Web page and app entries
···
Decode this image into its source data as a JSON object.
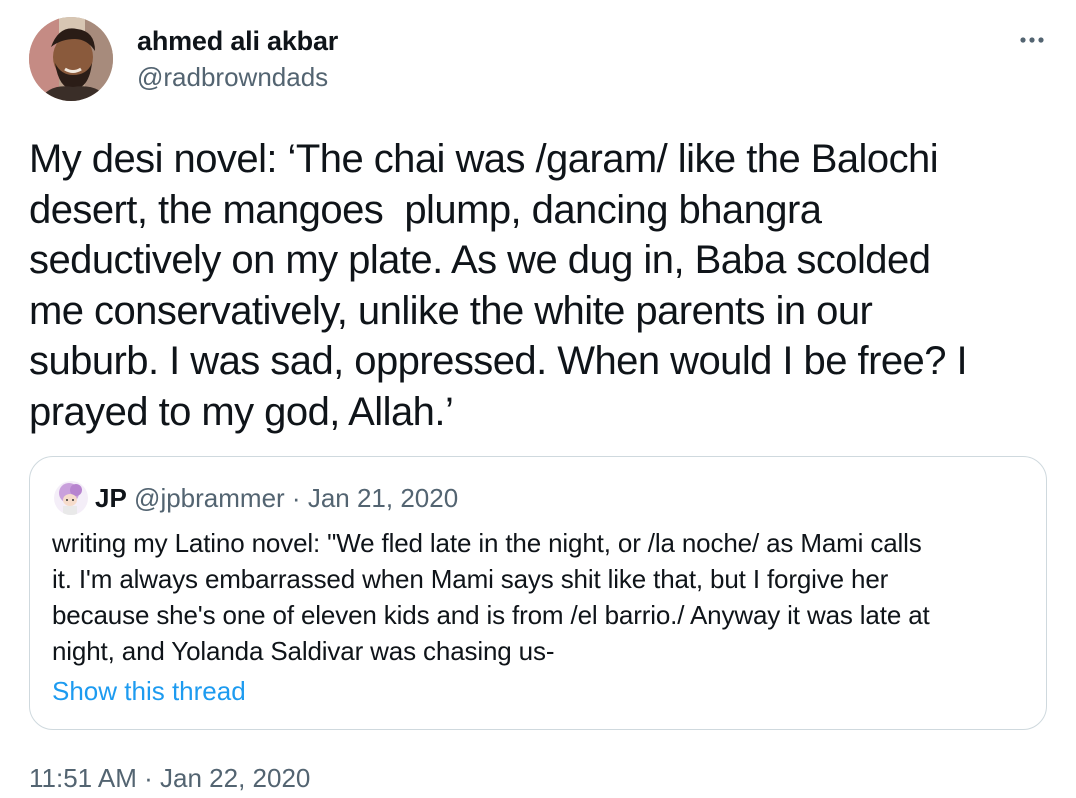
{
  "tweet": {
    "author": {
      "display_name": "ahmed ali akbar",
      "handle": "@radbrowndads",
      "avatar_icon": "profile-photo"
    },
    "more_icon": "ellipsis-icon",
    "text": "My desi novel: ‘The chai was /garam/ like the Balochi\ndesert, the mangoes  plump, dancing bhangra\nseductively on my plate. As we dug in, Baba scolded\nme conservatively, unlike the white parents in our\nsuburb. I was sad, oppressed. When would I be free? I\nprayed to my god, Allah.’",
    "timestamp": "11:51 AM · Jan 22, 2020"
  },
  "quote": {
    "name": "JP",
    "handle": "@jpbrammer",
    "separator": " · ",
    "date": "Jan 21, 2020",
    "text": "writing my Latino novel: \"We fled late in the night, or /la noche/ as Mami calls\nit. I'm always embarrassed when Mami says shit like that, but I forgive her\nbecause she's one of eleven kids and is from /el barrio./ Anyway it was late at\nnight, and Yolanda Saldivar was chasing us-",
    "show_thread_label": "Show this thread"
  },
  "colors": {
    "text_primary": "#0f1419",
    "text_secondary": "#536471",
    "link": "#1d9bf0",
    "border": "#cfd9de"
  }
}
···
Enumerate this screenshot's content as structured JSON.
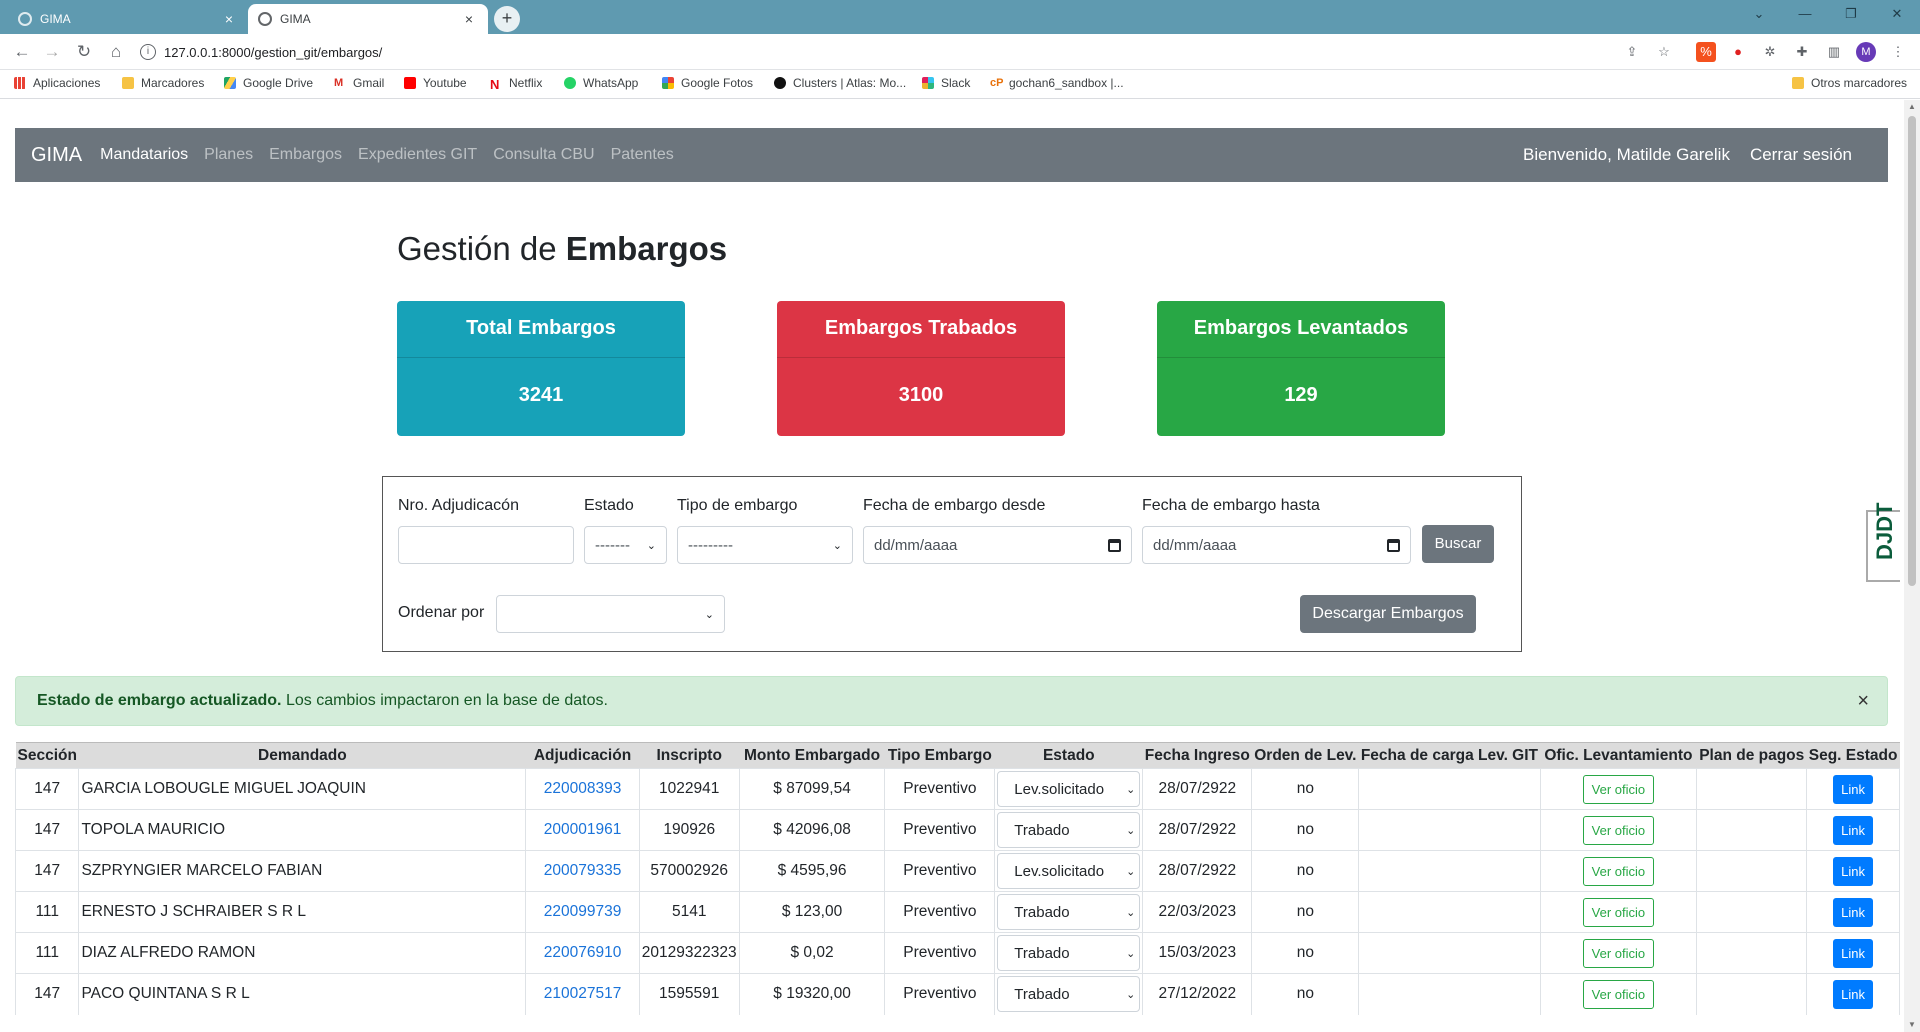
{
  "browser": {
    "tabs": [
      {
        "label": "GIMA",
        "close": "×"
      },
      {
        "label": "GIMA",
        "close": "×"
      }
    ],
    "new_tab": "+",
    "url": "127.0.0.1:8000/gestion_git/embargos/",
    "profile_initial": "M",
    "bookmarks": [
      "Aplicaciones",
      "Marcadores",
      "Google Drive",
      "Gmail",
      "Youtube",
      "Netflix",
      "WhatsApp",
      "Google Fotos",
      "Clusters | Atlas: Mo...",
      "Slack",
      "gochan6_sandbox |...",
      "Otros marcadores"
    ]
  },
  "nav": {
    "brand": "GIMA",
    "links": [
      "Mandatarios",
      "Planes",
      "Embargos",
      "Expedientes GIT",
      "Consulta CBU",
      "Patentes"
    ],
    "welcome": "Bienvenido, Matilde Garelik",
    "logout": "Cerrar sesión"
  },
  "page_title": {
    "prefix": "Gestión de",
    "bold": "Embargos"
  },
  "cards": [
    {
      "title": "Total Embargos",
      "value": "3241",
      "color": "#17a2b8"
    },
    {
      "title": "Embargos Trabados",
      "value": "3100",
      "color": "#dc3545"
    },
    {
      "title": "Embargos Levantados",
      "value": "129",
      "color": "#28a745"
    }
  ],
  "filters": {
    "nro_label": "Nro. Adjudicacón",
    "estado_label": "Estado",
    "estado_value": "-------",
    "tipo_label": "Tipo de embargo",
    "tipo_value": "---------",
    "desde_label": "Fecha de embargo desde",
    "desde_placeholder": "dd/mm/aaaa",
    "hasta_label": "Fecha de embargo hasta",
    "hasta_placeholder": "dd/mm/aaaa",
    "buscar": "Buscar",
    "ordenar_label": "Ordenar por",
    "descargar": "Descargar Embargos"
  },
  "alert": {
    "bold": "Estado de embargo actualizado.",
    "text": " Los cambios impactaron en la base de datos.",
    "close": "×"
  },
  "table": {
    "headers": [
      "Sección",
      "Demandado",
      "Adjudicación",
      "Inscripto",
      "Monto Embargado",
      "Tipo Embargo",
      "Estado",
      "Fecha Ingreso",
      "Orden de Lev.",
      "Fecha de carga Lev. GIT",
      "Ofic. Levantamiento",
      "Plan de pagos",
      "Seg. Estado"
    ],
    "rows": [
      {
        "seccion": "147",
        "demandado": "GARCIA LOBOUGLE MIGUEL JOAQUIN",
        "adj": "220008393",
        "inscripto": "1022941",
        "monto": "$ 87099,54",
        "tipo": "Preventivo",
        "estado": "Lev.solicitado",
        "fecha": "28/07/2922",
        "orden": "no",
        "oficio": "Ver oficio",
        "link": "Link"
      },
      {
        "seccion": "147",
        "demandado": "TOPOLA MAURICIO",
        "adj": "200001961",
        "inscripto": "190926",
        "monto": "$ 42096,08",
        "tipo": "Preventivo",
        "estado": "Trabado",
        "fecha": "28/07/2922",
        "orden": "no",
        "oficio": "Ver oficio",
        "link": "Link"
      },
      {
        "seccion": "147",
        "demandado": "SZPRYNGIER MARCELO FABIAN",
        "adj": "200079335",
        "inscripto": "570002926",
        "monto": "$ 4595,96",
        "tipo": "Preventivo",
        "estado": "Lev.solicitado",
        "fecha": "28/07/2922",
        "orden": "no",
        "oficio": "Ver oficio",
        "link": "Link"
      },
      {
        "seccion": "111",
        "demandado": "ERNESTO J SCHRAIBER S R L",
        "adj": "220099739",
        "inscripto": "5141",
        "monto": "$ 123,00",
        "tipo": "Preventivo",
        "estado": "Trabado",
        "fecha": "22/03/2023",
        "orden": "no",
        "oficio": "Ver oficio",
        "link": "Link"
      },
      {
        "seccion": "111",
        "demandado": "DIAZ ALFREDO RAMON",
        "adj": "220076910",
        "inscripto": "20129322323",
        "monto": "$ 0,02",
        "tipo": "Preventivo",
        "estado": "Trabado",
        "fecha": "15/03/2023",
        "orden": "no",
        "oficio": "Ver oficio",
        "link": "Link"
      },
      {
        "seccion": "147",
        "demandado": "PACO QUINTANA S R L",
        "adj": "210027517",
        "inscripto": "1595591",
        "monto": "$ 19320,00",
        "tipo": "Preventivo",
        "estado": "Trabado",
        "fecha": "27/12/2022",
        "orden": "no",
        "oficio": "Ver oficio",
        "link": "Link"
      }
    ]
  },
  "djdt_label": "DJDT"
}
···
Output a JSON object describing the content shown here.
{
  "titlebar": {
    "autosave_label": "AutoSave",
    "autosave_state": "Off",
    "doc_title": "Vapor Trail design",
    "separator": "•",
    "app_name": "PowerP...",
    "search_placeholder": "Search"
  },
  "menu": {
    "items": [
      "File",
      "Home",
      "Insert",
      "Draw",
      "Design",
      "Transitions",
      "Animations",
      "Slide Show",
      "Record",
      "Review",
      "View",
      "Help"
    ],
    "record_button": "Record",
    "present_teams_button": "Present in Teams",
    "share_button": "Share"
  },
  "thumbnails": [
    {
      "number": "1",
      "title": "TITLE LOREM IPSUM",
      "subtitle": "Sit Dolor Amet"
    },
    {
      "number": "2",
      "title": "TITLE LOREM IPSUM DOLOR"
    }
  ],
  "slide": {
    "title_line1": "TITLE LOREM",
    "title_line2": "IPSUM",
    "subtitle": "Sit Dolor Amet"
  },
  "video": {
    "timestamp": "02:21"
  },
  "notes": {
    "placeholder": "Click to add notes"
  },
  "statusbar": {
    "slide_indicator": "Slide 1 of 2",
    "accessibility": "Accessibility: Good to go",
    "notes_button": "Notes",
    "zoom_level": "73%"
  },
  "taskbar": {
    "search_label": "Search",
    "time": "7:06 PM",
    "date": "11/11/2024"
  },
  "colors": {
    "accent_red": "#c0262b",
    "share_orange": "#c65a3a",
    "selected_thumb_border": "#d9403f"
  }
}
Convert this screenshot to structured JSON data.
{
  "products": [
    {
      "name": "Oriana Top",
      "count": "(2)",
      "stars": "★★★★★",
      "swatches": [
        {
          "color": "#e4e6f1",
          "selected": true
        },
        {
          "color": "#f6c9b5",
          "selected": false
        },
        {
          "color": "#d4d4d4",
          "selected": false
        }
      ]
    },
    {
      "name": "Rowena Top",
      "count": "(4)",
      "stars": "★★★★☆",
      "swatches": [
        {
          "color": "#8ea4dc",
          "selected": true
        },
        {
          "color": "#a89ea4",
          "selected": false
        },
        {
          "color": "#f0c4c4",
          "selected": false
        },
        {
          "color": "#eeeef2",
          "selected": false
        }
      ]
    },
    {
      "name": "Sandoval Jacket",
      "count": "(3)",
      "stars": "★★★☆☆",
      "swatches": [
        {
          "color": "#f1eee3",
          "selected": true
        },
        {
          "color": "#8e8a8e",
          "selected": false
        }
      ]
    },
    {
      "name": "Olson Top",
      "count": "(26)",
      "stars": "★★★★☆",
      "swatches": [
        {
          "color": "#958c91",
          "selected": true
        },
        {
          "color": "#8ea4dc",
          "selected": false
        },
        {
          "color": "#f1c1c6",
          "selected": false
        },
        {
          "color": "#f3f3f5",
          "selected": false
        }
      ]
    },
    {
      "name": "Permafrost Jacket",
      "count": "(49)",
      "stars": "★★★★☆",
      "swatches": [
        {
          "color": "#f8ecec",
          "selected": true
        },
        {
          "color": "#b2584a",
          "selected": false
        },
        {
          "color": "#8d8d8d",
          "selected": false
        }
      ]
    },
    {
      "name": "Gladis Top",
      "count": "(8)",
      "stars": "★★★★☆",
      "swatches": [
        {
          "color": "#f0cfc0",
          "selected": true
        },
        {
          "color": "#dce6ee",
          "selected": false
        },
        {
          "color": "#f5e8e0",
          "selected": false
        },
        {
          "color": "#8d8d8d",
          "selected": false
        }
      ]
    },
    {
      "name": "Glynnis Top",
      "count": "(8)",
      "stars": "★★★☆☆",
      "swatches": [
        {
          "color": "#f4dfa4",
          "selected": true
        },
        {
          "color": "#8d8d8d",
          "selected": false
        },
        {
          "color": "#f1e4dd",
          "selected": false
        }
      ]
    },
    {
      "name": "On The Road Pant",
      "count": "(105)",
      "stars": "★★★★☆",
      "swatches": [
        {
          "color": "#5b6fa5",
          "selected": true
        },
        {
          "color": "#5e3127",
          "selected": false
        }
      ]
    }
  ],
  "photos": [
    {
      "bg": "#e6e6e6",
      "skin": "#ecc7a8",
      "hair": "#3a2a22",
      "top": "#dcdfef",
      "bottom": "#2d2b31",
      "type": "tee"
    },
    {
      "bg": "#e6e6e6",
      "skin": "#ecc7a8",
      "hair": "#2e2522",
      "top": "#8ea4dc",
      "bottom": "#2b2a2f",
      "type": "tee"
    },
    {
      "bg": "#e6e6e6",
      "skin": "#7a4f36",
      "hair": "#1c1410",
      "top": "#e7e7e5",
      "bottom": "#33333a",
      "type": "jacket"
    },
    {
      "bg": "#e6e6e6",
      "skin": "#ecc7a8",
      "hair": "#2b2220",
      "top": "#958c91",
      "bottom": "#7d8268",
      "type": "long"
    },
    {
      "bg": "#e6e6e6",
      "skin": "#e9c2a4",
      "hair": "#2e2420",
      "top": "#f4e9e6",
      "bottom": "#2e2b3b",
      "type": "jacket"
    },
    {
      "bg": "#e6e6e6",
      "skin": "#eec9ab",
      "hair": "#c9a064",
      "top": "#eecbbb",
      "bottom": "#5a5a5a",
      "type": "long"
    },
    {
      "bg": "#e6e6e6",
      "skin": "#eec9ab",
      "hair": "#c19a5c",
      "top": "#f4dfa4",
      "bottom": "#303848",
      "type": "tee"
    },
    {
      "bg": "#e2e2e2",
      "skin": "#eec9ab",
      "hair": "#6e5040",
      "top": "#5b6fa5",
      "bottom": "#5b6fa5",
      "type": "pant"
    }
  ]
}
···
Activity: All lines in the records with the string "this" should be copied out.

The answer:
Decode this image into its source data as a JSON object.
    "show_thread_label": "Show this thread"
Enumerate this screenshot's content as structured JSON.
Convert this screenshot to structured JSON data.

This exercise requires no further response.